◆ Task directions: Look through the entries for the string "home", and copy each line that holds it.

________________________________________

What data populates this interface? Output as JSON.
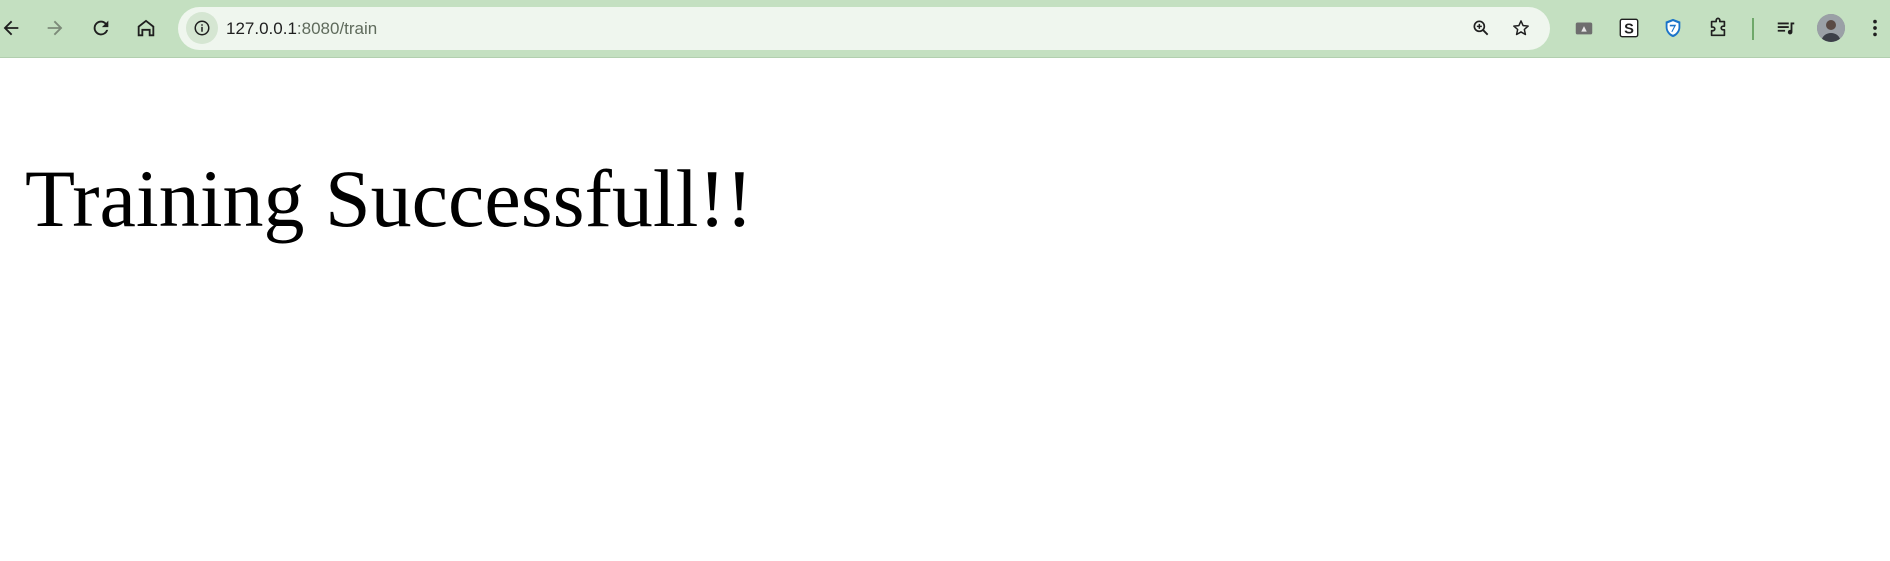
{
  "browser": {
    "url_host": "127.0.0.1",
    "url_path": ":8080/train",
    "toolbar_color": "#c4e0c1",
    "omnibox_color": "#eff6ee",
    "icons": {
      "back": "arrow-left-icon",
      "forward": "arrow-right-icon",
      "reload": "reload-icon",
      "home": "home-icon",
      "site_info": "info-icon",
      "zoom": "zoom-in-icon",
      "bookmark": "star-icon",
      "extensions": [
        "drive-extension-icon",
        "s-extension-icon",
        "shield-extension-icon",
        "puzzle-extensions-icon"
      ],
      "media": "media-queue-icon",
      "profile": "avatar",
      "menu": "kebab-menu-icon"
    },
    "s_extension_letter": "S"
  },
  "page": {
    "heading": "Training Successfull!!"
  }
}
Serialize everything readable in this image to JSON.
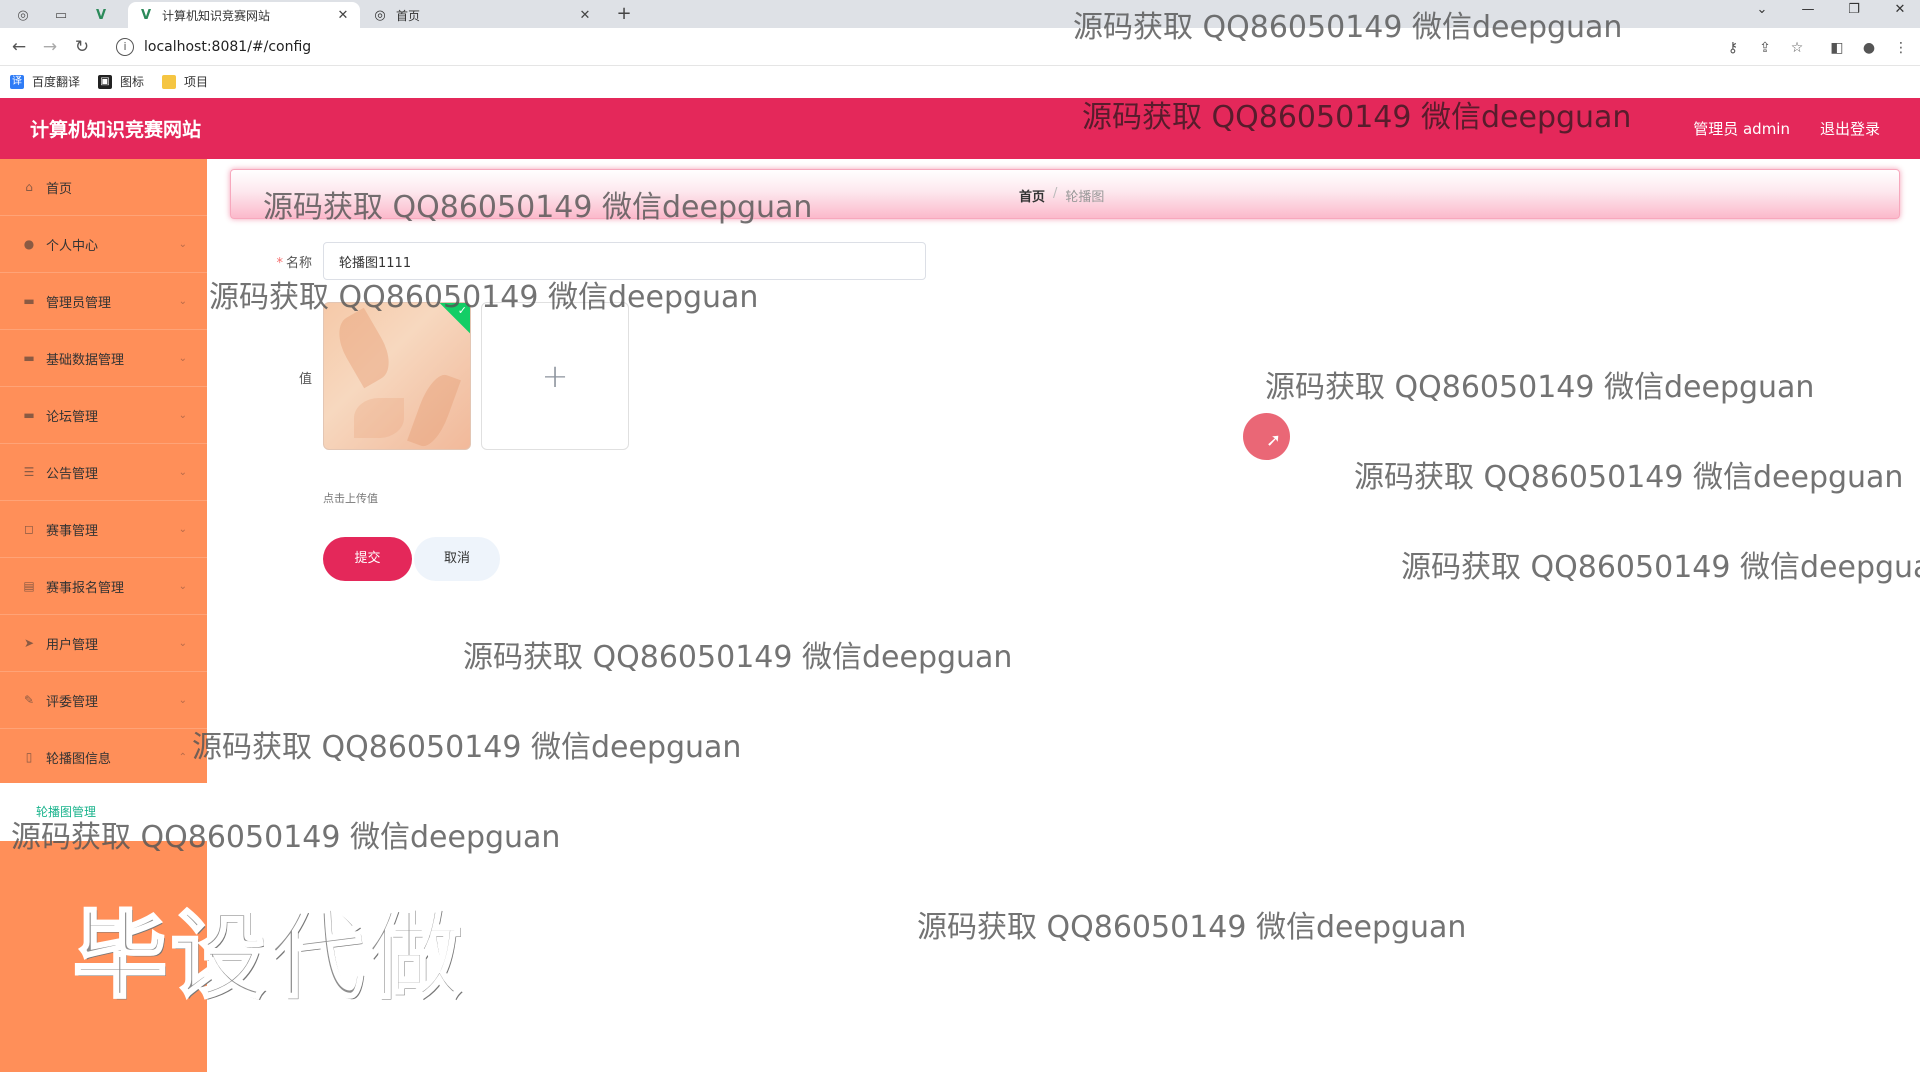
{
  "browser": {
    "tabs": [
      {
        "title": "计算机知识竞赛网站",
        "active": true
      },
      {
        "title": "首页",
        "active": false
      }
    ],
    "url": "localhost:8081/#/config",
    "bookmarks": [
      "百度翻译",
      "图标",
      "项目"
    ]
  },
  "header": {
    "site_title": "计算机知识竞赛网站",
    "admin_label": "管理员 admin",
    "logout_label": "退出登录",
    "accent_color": "#e4285a"
  },
  "sidebar": {
    "bg_color": "#ff8f59",
    "items": [
      {
        "label": "首页",
        "icon": "home-icon"
      },
      {
        "label": "个人中心",
        "icon": "user-icon"
      },
      {
        "label": "管理员管理",
        "icon": "admin-icon"
      },
      {
        "label": "基础数据管理",
        "icon": "data-icon"
      },
      {
        "label": "论坛管理",
        "icon": "forum-icon"
      },
      {
        "label": "公告管理",
        "icon": "notice-icon"
      },
      {
        "label": "赛事管理",
        "icon": "contest-icon"
      },
      {
        "label": "赛事报名管理",
        "icon": "signup-icon"
      },
      {
        "label": "用户管理",
        "icon": "users-icon"
      },
      {
        "label": "评委管理",
        "icon": "judge-icon"
      },
      {
        "label": "轮播图信息",
        "icon": "carousel-icon"
      }
    ],
    "submenu_label": "轮播图管理"
  },
  "breadcrumb": {
    "home": "首页",
    "separator": "/",
    "current": "轮播图"
  },
  "form": {
    "name_label": "名称",
    "name_value": "轮播图1111",
    "value_label": "值",
    "upload_tip": "点击上传值",
    "submit_label": "提交",
    "cancel_label": "取消"
  },
  "watermark": {
    "text": "源码获取 QQ86050149 微信deepguan",
    "big_text": "毕设代做"
  }
}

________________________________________

◆ Your response:
      "home": "home-icon",
        "icon": "home-icon"
    "home": "首页",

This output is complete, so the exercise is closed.